Indie game programmer currently working on my first official game release (after years of hobby projects), an atmospheric story-driven VR FPS built with Unreal Engine (to be announced once I'm ready here and here for anyone into VR FPS's). Also likes writing these articles about tech, which helps to fund development of the game (bringing on help from talented artists and modelers is not cheap).

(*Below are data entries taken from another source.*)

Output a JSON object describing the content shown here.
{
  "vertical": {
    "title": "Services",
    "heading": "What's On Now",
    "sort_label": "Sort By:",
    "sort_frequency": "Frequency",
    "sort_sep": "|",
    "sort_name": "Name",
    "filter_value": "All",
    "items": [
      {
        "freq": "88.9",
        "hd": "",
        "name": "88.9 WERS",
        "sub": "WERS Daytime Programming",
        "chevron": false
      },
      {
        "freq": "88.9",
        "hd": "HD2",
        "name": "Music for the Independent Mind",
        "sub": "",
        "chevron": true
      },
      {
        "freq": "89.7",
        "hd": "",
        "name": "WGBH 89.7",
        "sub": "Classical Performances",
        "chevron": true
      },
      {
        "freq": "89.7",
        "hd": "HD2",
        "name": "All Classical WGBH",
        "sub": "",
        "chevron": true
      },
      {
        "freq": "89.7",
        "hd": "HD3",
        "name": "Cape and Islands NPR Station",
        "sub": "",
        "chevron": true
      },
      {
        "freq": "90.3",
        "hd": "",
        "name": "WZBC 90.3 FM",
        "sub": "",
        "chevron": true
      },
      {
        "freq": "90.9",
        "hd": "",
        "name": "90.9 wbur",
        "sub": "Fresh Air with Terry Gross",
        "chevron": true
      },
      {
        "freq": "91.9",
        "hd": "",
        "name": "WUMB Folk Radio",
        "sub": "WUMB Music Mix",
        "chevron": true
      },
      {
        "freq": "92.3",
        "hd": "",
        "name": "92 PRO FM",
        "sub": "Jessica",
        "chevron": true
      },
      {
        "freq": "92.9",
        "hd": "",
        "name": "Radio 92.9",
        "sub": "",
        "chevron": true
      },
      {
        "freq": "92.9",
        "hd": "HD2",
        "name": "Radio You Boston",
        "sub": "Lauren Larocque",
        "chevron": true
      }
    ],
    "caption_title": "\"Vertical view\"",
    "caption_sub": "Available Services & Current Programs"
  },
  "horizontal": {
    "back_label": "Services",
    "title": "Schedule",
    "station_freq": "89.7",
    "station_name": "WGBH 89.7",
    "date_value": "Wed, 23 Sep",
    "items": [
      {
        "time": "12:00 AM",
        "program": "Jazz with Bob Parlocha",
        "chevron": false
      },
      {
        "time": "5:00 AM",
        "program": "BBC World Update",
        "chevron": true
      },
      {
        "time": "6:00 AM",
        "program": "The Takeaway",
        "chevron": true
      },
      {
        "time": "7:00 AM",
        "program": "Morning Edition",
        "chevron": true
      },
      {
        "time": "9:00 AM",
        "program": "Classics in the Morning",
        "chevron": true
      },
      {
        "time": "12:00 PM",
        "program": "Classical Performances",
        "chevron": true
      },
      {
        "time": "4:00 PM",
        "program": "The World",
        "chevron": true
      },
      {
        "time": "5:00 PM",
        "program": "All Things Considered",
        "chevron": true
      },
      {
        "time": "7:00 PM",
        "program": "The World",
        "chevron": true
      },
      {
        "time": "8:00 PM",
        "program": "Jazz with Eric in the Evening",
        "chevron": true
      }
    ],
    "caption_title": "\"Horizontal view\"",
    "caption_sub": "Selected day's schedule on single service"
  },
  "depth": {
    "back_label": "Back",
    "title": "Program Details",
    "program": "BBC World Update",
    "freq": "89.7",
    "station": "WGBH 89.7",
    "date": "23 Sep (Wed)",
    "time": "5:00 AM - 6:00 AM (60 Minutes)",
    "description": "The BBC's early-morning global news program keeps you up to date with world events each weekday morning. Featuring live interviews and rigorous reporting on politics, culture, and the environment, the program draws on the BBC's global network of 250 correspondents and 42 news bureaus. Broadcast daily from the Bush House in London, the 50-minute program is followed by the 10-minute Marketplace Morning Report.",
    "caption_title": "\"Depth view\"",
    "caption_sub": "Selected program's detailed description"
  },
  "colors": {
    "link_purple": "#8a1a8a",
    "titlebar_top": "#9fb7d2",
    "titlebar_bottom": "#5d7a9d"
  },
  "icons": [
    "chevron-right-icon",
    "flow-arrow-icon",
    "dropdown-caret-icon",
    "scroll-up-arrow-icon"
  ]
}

My favs of all time are OOT, Perfect Dark, MGS1 and 2, GE007, DKC2, THPS3, HL1, WC3, Vice City, and KOTOR, with the most recent addition to my list of immortals being the VR masterpiece Half Life AlyxThanks for visiting, hope the site helps, and if you want a second opinion on your PC build feel free to ask a question over on the main PC builds guide. I try to respond to every comment. - Julz